But not everyone is the same. Specifically, not everyone is self-assured or confident in their own abilities or really knows who they are. I had the time to think about what’s important to me, what my core values are, what I want to achieve in life and ultimately what kind of life I want to carve for myself.
Not everything has fallen into place since I’ve been back. I’ve thought for a while that my ideal job would be working for a charity or NGO. And whilst I had my mind set on this, even having a few interviews around the UK, it hasn’t worked out so far. It’s still an ambition of mine, but I’m not sure if it’s possible right now. I think I need to build my experience up first.
I am however, a different person to the person who left the UK on January 10th 2014. 4.5 months away didn’t drastically change me, I guess I’ve been gradually changing for years. The difference now is that I am consciously and actively making choices and informed decisions so that I can become the person I want to be. It’s a process. It doesn’t happen over night. But this is where I am. I know what I want in life, but I can appreciate that things don’t always go to plan, although this is greatly at odds with my idealistic view. I’m far more relaxed with letting things happen (to an extent). Whilst still focusing on where I’m ultimately trying to get to.
Something else I’ve recently considered… I’m not sure how easy it is to adjust back to life once you get home from travelling, I mean, there are some people that just keep travelling forever – or that’s the plan at least. I write this as a person who absolutely loves reading travel blogs, about the adventures and experiences that other people are having and what it means to them.
Maybe it’s the way they write, or the funny tales that they tell, or the places that they’re going to that hold my interest. Either way, it’s hard to imagine what it would be like for these established travel bloggers to stop travelling. But can you really just go back to a ‘normal’ or routine job? Can you head back to the office after taking say, a year or two out? And then, is this a grey area between a grown up gap year vs being a travel blogger. And does it really matter anyway?
I think an integral part of being happy, is doing something that makes you happy. When we try to cram ourselves into boxes, and follow what everyone else is doing, or what is expected of us, we are bound to become unhappy because we aren’t really living for ourselves. I suppose it sounds a little selfish. Like an individual path instead of a team effort. So, I recently reconsidered this point, with the idea that I think it is possible to get a ‘routine’ job after travelling, if that is what you want. If that is what makes you happy.
I think if you’re okay with yourself, and what you’re doing, then what other people think or say won’t have as much of an effect on you. I mean, when you’re a bit unsure about something, or about yourself, it can be quite easy to get caught up in other people, or get swept along with their ideas, because you don’t have your own ideas or thoughts to ground you, and to hold on to. I think this is why so many people try to ‘do the right thing’, like study hard, study even harder, get an internship, get a job, get a house, get married have children etc. Which is fine, if that’s what YOU want. But is that what you want? Have you ever stopped and asked yourself “is this what I want?”
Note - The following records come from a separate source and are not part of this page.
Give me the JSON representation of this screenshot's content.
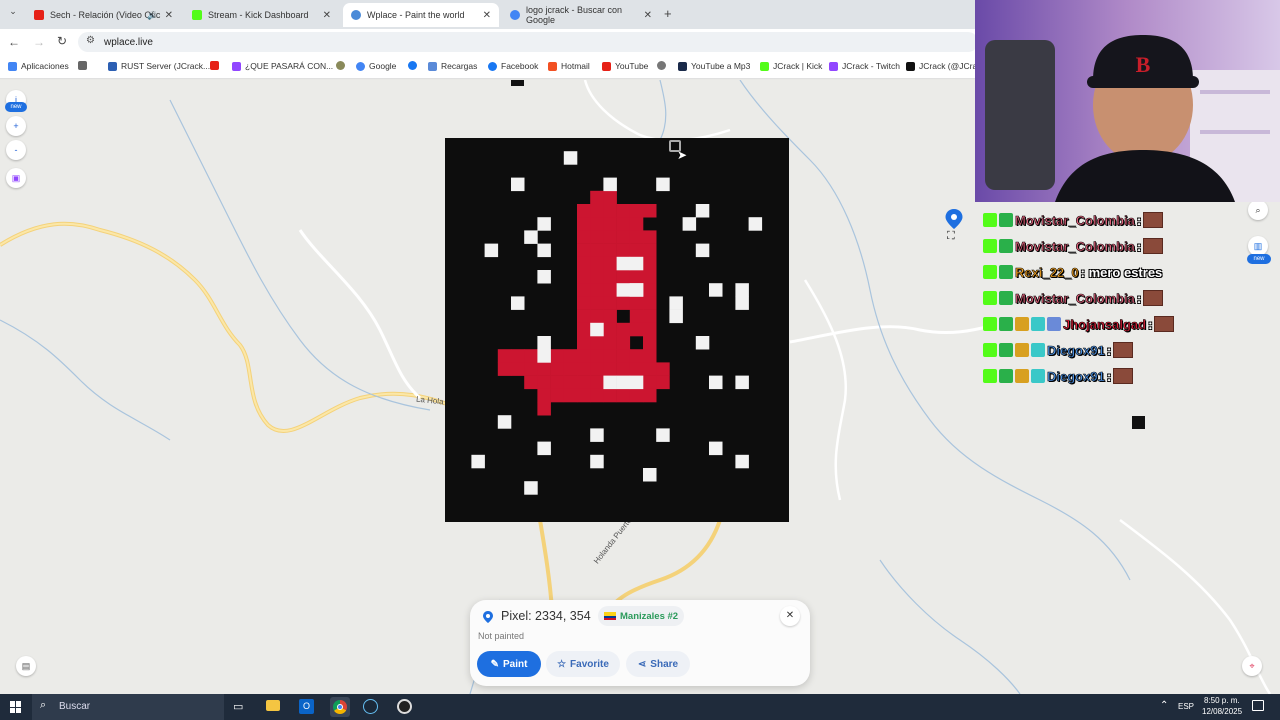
{
  "browser": {
    "tabs": [
      {
        "label": "Sech - Relación (Video Ofic",
        "favicon_color": "#e62117",
        "audio": true
      },
      {
        "label": "Stream - Kick Dashboard",
        "favicon_color": "#53fc18"
      },
      {
        "label": "Wplace - Paint the world",
        "favicon_color": "#4a8ad8",
        "active": true
      },
      {
        "label": "logo jcrack - Buscar con Google",
        "favicon_color": "#4285f4"
      }
    ],
    "url": "wplace.live",
    "bookmarks": [
      {
        "label": "Aplicaciones",
        "icon": "apps-grid-icon"
      },
      {
        "label": "RUST Server (JCrack...",
        "icon": "rust-icon"
      },
      {
        "label": "",
        "icon": "youtube-icon"
      },
      {
        "label": "¿QUE PASARÁ CON...",
        "icon": "twitch-icon"
      },
      {
        "label": "Google",
        "icon": "google-icon"
      },
      {
        "label": "",
        "icon": "facebook-icon"
      },
      {
        "label": "Recargas",
        "icon": "recargas-icon"
      },
      {
        "label": "Facebook",
        "icon": "facebook-icon"
      },
      {
        "label": "Hotmail",
        "icon": "windows-icon"
      },
      {
        "label": "YouTube",
        "icon": "youtube-icon"
      },
      {
        "label": "",
        "icon": "globe-icon"
      },
      {
        "label": "YouTube a Mp3",
        "icon": "mp3-icon"
      },
      {
        "label": "JCrack | Kick",
        "icon": "kick-icon"
      },
      {
        "label": "JCrack - Twitch",
        "icon": "twitch-icon"
      },
      {
        "label": "JCrack (@JCrac",
        "icon": "x-icon"
      }
    ]
  },
  "map": {
    "side_controls": {
      "info": "i",
      "info_badge": "new",
      "zoom_in": "+",
      "zoom_out": "-"
    },
    "right_controls": {
      "badge": "new"
    },
    "road_labels": [
      "La Hola",
      "Holanda Puerto Nare"
    ]
  },
  "card": {
    "pixel_label": "Pixel: 2334, 354",
    "region": "Manizales #2",
    "status": "Not painted",
    "paint_label": "Paint",
    "favorite_label": "Favorite",
    "share_label": "Share",
    "accent": "#1e6fe0"
  },
  "chat": [
    {
      "name": "Movistar_Colombia",
      "color": "#e0607a",
      "msg": ":",
      "emote": true
    },
    {
      "name": "Movistar_Colombia",
      "color": "#e0607a",
      "msg": ":",
      "emote": true
    },
    {
      "name": "Rexi_22_0",
      "color": "#f0a020",
      "msg": ": mero estres",
      "emote": false
    },
    {
      "name": "Movistar_Colombia",
      "color": "#e0607a",
      "msg": ":",
      "emote": true
    },
    {
      "name": "Jhojansalgad",
      "color": "#e0203a",
      "msg": ":",
      "emote": true
    },
    {
      "name": "Diegox91",
      "color": "#4a90e2",
      "msg": ":",
      "emote": true
    },
    {
      "name": "Diegox91",
      "color": "#4a90e2",
      "msg": ":",
      "emote": true
    }
  ],
  "taskbar": {
    "search_placeholder": "Buscar",
    "lang": "ESP",
    "time": "8:50 p. m.",
    "date": "12/08/2025"
  }
}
Well, travelling gave me this opportunity. And now I know what I want. I still have a somewhat idealistic viewpoint but I’m okay with actual reality too. And now I feel like I’m making my own path in life and I’m far happier because I’m doing it for myself and I’m confident that everything will ultimately be okay.